This brought about the Harambee Prosperity Plan, which is aimed at significantly reducing poverty levels in the country.
“Harambee, as a way forward, should not be called a prosperity plan because it is not prosperity. Prosperity created high expectations, false hope and illusions,” Lister said.
She said the Head of State failed to reduce bureaucracy and Government expenditure and although he took the lead in declaring his assets, the President did not manage to compel his ministers to declare their assets too.
Looking at foreign policies, Namibia has not seen a progressive mood in its withdrawal from the International Criminal Court (ICC), a decision approved by cabinet in November 2015, Lister said.
Also on the panel was a Lecturer in the Department of Political and Administrative Studies at the University of Namibia (UNAM), Phanuel Kaapama, who also questioned bureaucracy under Geingob's leadership.
He questioned the relation between development plans and the prosperity plan, which comes into effect next month.
Kaapama said a lack of relation between the two plans will lead to confusion as both documents need to communicate with one another.
Issues raised during the dialogue were also that the President needs to focus on clear-cut areas of development and should be clear on his priorities.
Panellists however commended the President for taking on poverty which is not easy to address, but a rather complex issue.
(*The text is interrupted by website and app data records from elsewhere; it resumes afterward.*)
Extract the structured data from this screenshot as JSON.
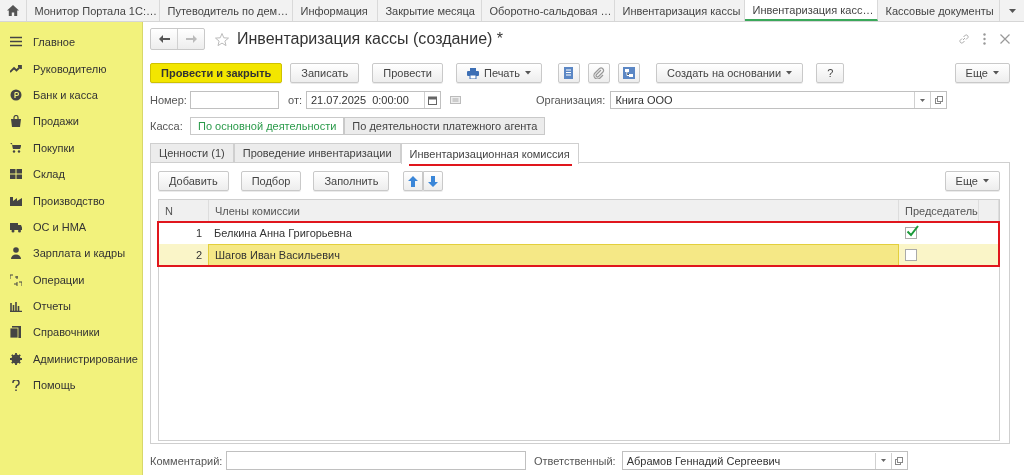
{
  "top_tabs": [
    {
      "label": "Монитор Портала 1С:…",
      "selected": false
    },
    {
      "label": "Путеводитель по дем…",
      "selected": false
    },
    {
      "label": "Информация",
      "selected": false
    },
    {
      "label": "Закрытие месяца",
      "selected": false
    },
    {
      "label": "Оборотно-сальдовая …",
      "selected": false
    },
    {
      "label": "Инвентаризация кассы",
      "selected": false
    },
    {
      "label": "Инвентаризация касс…",
      "selected": true
    },
    {
      "label": "Кассовые документы",
      "selected": false
    }
  ],
  "sidebar": {
    "items": [
      {
        "label": "Главное"
      },
      {
        "label": "Руководителю"
      },
      {
        "label": "Банк и касса"
      },
      {
        "label": "Продажи"
      },
      {
        "label": "Покупки"
      },
      {
        "label": "Склад"
      },
      {
        "label": "Производство"
      },
      {
        "label": "ОС и НМА"
      },
      {
        "label": "Зарплата и кадры"
      },
      {
        "label": "Операции"
      },
      {
        "label": "Отчеты"
      },
      {
        "label": "Справочники"
      },
      {
        "label": "Администрирование"
      },
      {
        "label": "Помощь"
      }
    ]
  },
  "form": {
    "title": "Инвентаризация кассы (создание) *",
    "toolbar": [
      {
        "kind": "primary",
        "label": "Провести и закрыть"
      },
      {
        "kind": "plain",
        "label": "Записать"
      },
      {
        "kind": "plain",
        "label": "Провести"
      },
      {
        "kind": "print",
        "label": "Печать"
      },
      {
        "kind": "icon"
      },
      {
        "kind": "icon"
      },
      {
        "kind": "icon"
      },
      {
        "kind": "menu",
        "label": "Создать на основании"
      },
      {
        "kind": "plain",
        "label": "?"
      },
      {
        "kind": "more",
        "label": "Еще"
      }
    ],
    "number": {
      "label": "Номер:"
    },
    "date": {
      "label": "от:",
      "value": "21.07.2025  0:00:00"
    },
    "organization": {
      "label": "Организация:",
      "value": "Книга ООО"
    },
    "kassa": {
      "label": "Касса:",
      "options": [
        {
          "label": "По основной деятельности",
          "selected": true
        },
        {
          "label": "По деятельности платежного агента",
          "selected": false
        }
      ]
    },
    "tabs": [
      {
        "label": "Ценности (1)",
        "selected": false,
        "marked": false
      },
      {
        "label": "Проведение инвентаризации",
        "selected": false,
        "marked": false
      },
      {
        "label": "Инвентаризационная комиссия",
        "selected": true,
        "marked": true
      }
    ],
    "table_toolbar": [
      {
        "kind": "plain",
        "label": "Добавить"
      },
      {
        "kind": "plain",
        "label": "Подбор"
      },
      {
        "kind": "plain",
        "label": "Заполнить"
      },
      {
        "kind": "up"
      },
      {
        "kind": "down"
      },
      {
        "kind": "more",
        "label": "Еще"
      }
    ],
    "table": {
      "highlighted": true,
      "columns": [
        "N",
        "Члены комиссии",
        "Председатель"
      ],
      "rows": [
        {
          "n": "1",
          "member": "Белкина Анна Григорьевна",
          "checked": true,
          "selected": false
        },
        {
          "n": "2",
          "member": "Шагов Иван Васильевич",
          "checked": false,
          "selected": true
        }
      ]
    },
    "comment": {
      "label": "Комментарий:"
    },
    "responsible": {
      "label": "Ответственный:",
      "value": "Абрамов Геннадий Сергеевич"
    }
  }
}
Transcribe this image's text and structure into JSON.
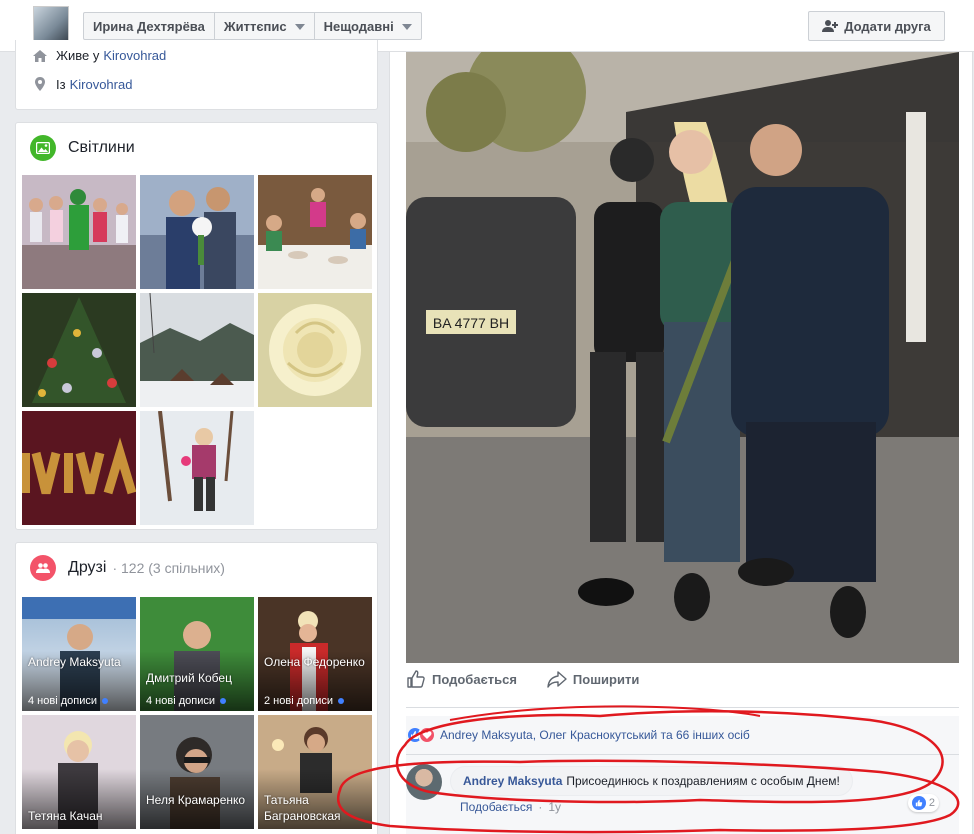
{
  "topbar": {
    "tabs": [
      {
        "label": "Ирина Дехтярёва"
      },
      {
        "label": "Життєпис"
      },
      {
        "label": "Нещодавні"
      }
    ],
    "add_friend_label": "Додати друга"
  },
  "intro": {
    "lives_prefix": "Живе у",
    "lives_city": "Kirovohrad",
    "from_prefix": "Із",
    "from_city": "Kirovohrad"
  },
  "photos": {
    "title": "Світлини"
  },
  "friends": {
    "title": "Друзі",
    "count": "· 122 (3 спільних)",
    "items": [
      {
        "name": "Andrey Maksyuta",
        "posts": "4 нові дописи"
      },
      {
        "name": "Дмитрий Кобец",
        "posts": "4 нові дописи"
      },
      {
        "name": "Олена Федоренко",
        "posts": "2 нові дописи"
      },
      {
        "name": "Тетяна Качан",
        "posts": ""
      },
      {
        "name": "Неля Крамаренко",
        "posts": ""
      },
      {
        "name": "Татьяна Баграновская",
        "posts": ""
      }
    ]
  },
  "post": {
    "plate_text": "BA 4777 BH",
    "like_label": "Подобається",
    "share_label": "Поширити",
    "reactions_text": "Andrey Maksyuta, Олег Краснокутський та 66 інших осіб",
    "comment": {
      "author": "Andrey Maksyuta",
      "text": "Присоединюсь к поздравлениям с особым Днем!",
      "like_label": "Подобається",
      "time": "1у",
      "likes": "2"
    }
  },
  "colors": {
    "link": "#365899",
    "photos_icon": "#42b72a",
    "friends_icon": "#f35369",
    "like_blue": "#4080ff",
    "love_red": "#f25268",
    "annotation_red": "#e0191f"
  }
}
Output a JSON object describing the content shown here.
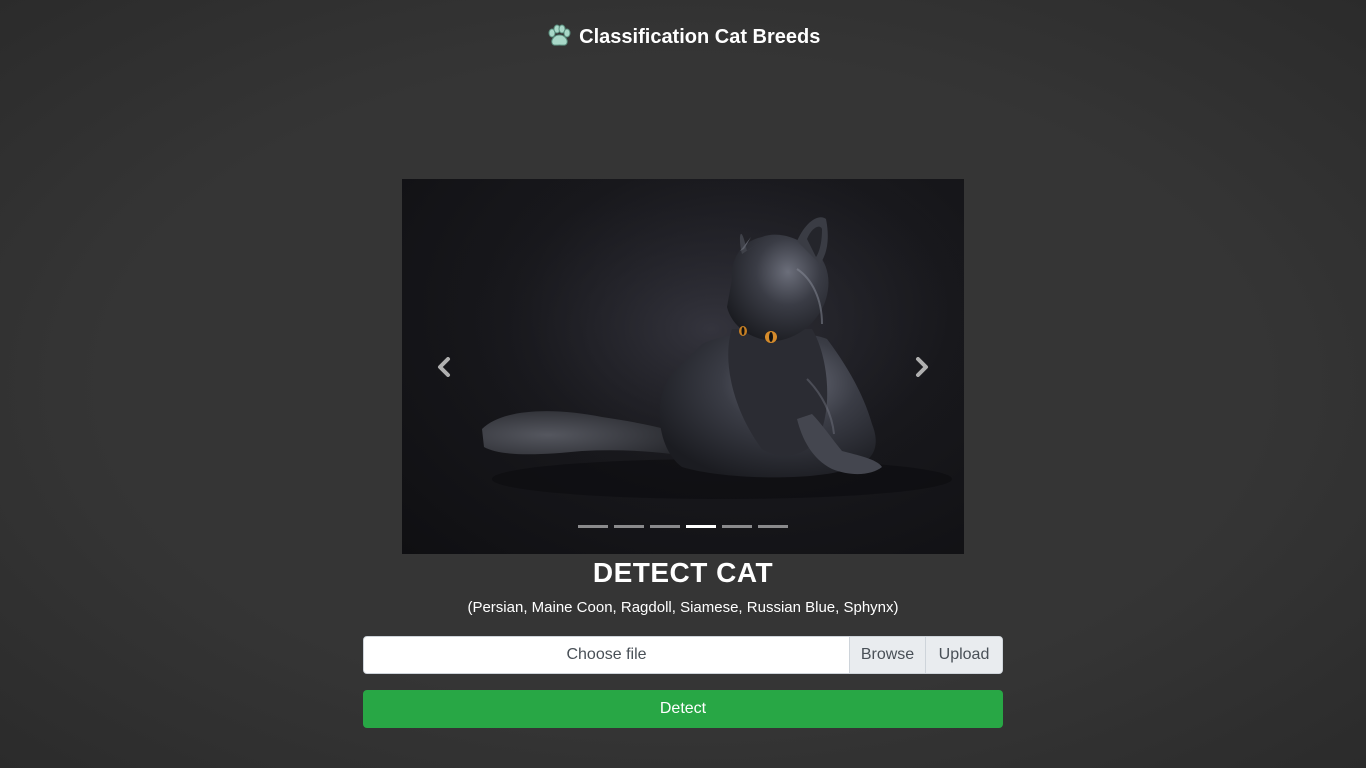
{
  "header": {
    "icon": "paw-icon",
    "title": "Classification Cat Breeds"
  },
  "carousel": {
    "image": "black-maine-coon-cat-photo",
    "prev_icon": "chevron-left-icon",
    "next_icon": "chevron-right-icon",
    "slide_count": 6,
    "active_index": 3
  },
  "main": {
    "title": "DETECT CAT",
    "subtitle": "(Persian, Maine Coon, Ragdoll, Siamese, Russian Blue, Sphynx)"
  },
  "upload": {
    "file_label": "Choose file",
    "browse_label": "Browse",
    "upload_label": "Upload"
  },
  "actions": {
    "detect_label": "Detect"
  },
  "colors": {
    "background": "#333333",
    "detect_button": "#28a745",
    "input_addon": "#e9ecef"
  }
}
Investment Strategist at Capricorn Asset Management, Suta Kavari, was also among the panellists.